, which means Holy City in Khmer. Talk to anyone who's ever been to Angkor and they will tell you that no matter how vast you think the temples are you're wrong. I was wrong by roughly 100%. To give you a little idea you must buy a pass from anywhere to one day to one week and arrange transport for each of those days. Some people rent bicycles, some come on buses, a few in cars, some hire motorbike taxis and others like myself hire a tuk-tuk
. Today was my second day and I've barely scratched the surface. The earliest temples of which some are Hindu, some Buddhist and others a homogenous blend of both date from the 9th century and each were constructed as an homage to the Khmer Kings who ordered them built.

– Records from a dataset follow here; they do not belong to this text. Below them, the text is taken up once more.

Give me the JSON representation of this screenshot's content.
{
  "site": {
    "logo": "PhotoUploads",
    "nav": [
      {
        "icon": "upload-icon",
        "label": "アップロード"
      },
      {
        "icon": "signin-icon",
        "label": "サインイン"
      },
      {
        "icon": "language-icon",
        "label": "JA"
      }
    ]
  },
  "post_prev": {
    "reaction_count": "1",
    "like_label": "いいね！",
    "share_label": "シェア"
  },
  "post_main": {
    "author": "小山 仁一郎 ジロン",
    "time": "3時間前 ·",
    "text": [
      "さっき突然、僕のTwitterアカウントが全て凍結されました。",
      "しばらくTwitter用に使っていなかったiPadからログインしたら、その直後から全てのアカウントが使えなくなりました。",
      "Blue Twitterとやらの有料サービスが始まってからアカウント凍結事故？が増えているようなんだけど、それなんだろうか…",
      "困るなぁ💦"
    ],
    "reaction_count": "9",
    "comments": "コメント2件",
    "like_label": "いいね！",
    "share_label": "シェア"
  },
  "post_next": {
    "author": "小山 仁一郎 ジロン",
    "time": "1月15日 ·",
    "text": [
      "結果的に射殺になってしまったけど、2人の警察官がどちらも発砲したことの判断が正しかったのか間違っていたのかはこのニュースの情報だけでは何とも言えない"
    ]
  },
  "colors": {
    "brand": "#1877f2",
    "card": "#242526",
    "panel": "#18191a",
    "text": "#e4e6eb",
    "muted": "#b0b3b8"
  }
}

At the end of the first day my driver, Prom and I were planning out the itinerary for the next and deciding what time he should pick me up. I pointed to one page in my guidebook and said, "All right, so I've done all of these on this page and..." Prom stopped me and smiled and pointing to a spot no larger than a thumbprint said, "No madame you only saw this little bit today." Even with a map in front of me I still didn't believe it. It is the end of day two with another yet to go and I am just now beginning to grasp the vastness of the temples.
Angkor Wat the most famous is surprisingly not my favourite of the temples but it's damned impressive and I was nonetheless awestruck to stand in front of it and climb on it and through it. When people I've spoken with mentioned temple trekking
I scoffed mainly because I am not the trekking type and anyway I thought, How does one trek a temple? There are more carved and worn and insanely steep steps to climb and I don't mean simply ascend I mean hands on the steps ahead of you and feet coming together on each step before going further up
. Crawling down especially at Angkor Wat is a sport that is met by spontaneous applause by groups of friends at the bottom and loud exhaling and brow-wiping and nervous laughter once on solid ground.
It would be impossible for me to accurately describe the intimidation of their scale and the respect I feel for these works of art and devotion but suffice it to say that I was wholly overwhelmed. It would also be foolish for me to describe them visually in detail since the next best thing to being there is to see what I've photographed. I strongly encourage you to open the shots up to full screen as the detail in many of them is truly magnificent.
One of the things often said by travelers is how we all end up running in to each other over and over. I saw a couple yesterday at Angkor from Bangkok and I saw the exhausting fruit cake from the FCC in Phnom Penh who only wanted to talk about the fabulous hotel in Taiwan that he so adored and when I saw him in one of the temples here I walked right past him. Several times I saw so many of the same people that we eventually had to start verbally greeting one another. Then today just as I was almost templed out
(a common maxim in these parts) for the day I was lounging back in my tuk-tuk heading to another temple when I heard my name
. I looked and it was the nice lesbian couple from Phnom Penh so I had my driver spin around and head back. We decided to meet for cocktails at The Red Piano by my hotel. Upon a second helping of single-serving friends the protocol is to begin speaking of them by their names: Sandy and Jeanelle. The Red Piano is my Siem Reap hangout since the FCC here is too far from my hotel and a bit too modern to be a hangout in former Indochine. The Red Piano was also Angelina Jolie's hangout when she was filming Tomb Raider here and I understand that's she's adopted a Cambodian child and bought a house here, as well. There's a Tomb Raider cocktail on the menu that says it was initiated by her but they weren't serving that kind of thing when Duras was crossing the Mekong and I don't want it. Jeanelle, Sandy and I had a terrific dinner and ended up afterwards walking around my little neighborhood in the shops that stay open late and looking for a place to have a nightcap. Of all the places in Siem Reap we ended up at some health nut place with "No Smoking" signs (unheard of Cambodia) everywhere and they didn't even serve hooch. We'd already climbed the stairs to the veranda and the view was pleasant so we opted for shakes instead and they were damned tasty if a bit too healthly for my taste. It was great to see them and hear about what they've been up to. By the way, Jeanelle finds it repellent that I've never slept in a tent before and that amuses me to no end.
The girls had to tuck in early since they're ambitious enough to head to Angkor for the sunrise tomorrow morning. I toyed with the idea and then thought better of it -- seeing the sunrise that is. My only ambition is to see as much as I can and not fall. My tuk-tuk driver arrives bright and early tomorrow for my final day of temple trekking and I'll need all the rest I can get so it's off to bed for me as well. I'll also have to stop back and bid a final farewell to Angkor Wat at sunset.
Its image is emblazoned on everything here in Cambodia from the currency, the national flag, beer and even cigarettes; it is the largest religious building in the world, Angkor Wat. It is justifiably a ceaseless source of national pride and it is also one of the wonders of the modern world. It was built in the mid 12th century and its grounds and pools and pathways and bas relief carvings are mind-blowingly intense and massive. While Angkor Wat is the largest and most famous is not the only temple but one of more than a dozen in an overwhelmingly sprawling park or